"All you have to do is file a form with the IRS," said Schumer. SUNY Plattsburgh president Dr. John C. Ettling and Clinton Community College president John E. Jablonski each said they will be doing their part to spread the word through their respective public relations departments using e-mails and other means.
Getting the message out is important, said Ettling, who remarked he was "flabbergasted" such a high percentage doesn't claim the tax credit and ends up graduating college with debtloads in excess of $30,000.
"This is an opportunity that certainly will help mitigate that or offset it a little bit," said Ettling.

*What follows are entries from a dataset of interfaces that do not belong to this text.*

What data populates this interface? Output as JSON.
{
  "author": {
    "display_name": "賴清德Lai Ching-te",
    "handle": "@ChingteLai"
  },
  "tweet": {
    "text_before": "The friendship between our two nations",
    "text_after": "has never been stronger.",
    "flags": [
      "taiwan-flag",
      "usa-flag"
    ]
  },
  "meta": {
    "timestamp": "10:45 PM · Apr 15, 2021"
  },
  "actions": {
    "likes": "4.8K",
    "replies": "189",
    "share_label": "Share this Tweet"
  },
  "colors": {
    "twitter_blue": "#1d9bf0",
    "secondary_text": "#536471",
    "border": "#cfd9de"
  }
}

Jablonski agreed, adding Schumer's message will most likely benefit parents and students who prepare their own tax returns versus those who have them filed by qualified professionals.
"Most families, I hope, that have their taxes professionally prepared probably are catching this ... It's ones that prepare their own taxes that might have missed this," said Jablonski, who applauded Schumer's announcement. "It's a great opportunity and a great time of year to get this message out."
Mayor Donald M. Kasprzak - whose oldest son is a recent SUNY Potsdam graduate and youngest is a senior at SUNY Plattsburgh - said the announcement was of particular interest to him.
"Quite frankly, I just got educated on something that I did not know," said Kasprzak, who added he'd be looking into the tax credit for his family as well. "This is good news for not only SUNY students but also for the North Country."
Rep. William L. Owens, D-Plattsburgh, who supported and voted for the law to establish the credit, agreed, adding he felt the funding has the potential to help many students.
"This kind of information, this kind of legislation, is very important because, as we all know, the building blocks of a strong economy are very focused on education," said Owens.